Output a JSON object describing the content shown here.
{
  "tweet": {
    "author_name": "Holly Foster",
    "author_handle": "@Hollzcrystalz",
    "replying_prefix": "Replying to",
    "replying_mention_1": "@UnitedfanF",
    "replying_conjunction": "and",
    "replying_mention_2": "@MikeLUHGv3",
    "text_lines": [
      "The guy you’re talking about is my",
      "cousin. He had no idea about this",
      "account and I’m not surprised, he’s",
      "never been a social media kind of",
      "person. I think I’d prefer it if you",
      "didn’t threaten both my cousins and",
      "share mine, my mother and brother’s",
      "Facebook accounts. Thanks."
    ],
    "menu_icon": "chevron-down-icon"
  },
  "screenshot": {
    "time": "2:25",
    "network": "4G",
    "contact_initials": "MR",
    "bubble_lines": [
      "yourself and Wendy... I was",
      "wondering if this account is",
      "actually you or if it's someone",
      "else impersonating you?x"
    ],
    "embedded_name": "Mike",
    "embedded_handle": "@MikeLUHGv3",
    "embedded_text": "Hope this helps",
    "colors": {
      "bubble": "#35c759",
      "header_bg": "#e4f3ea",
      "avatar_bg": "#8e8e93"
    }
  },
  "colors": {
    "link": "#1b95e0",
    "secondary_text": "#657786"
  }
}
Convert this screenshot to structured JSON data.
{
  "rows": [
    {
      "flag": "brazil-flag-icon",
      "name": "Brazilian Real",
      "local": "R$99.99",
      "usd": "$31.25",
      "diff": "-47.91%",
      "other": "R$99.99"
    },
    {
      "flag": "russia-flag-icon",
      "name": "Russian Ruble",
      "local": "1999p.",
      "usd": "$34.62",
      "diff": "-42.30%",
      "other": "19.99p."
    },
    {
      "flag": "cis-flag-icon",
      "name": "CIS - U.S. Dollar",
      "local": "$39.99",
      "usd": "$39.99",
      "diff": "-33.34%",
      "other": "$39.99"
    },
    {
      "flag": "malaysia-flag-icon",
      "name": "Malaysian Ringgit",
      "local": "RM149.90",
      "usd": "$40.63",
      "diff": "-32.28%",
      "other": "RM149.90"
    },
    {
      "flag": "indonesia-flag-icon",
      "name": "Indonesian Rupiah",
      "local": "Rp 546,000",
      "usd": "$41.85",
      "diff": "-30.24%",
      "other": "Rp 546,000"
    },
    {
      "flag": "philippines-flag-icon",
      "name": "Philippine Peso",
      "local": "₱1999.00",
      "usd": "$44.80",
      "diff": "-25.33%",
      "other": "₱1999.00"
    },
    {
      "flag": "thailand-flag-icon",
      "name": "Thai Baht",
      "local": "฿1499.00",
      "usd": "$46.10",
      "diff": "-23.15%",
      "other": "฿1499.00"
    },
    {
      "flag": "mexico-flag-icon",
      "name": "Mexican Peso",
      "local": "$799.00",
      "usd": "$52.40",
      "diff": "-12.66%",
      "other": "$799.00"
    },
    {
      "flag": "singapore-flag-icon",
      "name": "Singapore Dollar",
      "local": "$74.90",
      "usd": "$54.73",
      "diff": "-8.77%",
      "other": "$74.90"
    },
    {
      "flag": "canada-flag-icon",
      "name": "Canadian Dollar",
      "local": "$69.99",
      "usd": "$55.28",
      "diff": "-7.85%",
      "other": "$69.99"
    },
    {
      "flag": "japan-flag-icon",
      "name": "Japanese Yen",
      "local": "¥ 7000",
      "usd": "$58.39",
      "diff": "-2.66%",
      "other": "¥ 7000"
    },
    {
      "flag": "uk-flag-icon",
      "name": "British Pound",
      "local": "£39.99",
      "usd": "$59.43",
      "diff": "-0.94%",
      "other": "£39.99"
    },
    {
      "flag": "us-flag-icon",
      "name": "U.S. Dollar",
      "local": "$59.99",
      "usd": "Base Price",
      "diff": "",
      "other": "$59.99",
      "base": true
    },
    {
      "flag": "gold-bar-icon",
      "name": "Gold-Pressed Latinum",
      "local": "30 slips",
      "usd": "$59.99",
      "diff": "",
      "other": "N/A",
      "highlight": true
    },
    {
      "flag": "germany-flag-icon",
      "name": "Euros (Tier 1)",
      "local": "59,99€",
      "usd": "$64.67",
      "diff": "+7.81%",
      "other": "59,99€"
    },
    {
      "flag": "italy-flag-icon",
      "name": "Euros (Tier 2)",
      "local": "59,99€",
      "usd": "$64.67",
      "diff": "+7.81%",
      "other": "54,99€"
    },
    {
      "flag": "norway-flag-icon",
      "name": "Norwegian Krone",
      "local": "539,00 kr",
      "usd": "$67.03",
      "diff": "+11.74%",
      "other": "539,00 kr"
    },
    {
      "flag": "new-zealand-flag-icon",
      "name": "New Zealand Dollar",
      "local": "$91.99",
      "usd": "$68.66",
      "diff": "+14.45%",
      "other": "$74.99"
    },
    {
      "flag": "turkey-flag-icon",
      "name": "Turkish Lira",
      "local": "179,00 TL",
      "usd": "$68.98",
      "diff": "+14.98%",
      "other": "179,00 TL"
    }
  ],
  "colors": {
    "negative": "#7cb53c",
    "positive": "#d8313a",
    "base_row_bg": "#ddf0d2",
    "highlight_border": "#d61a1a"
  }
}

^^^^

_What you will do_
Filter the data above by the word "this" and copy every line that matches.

_Your solution_
      "cousin. He had no idea about this",
      "wondering if this account is",
    "embedded_text": "Hope this helps",
Convert this screenshot to structured JSON data.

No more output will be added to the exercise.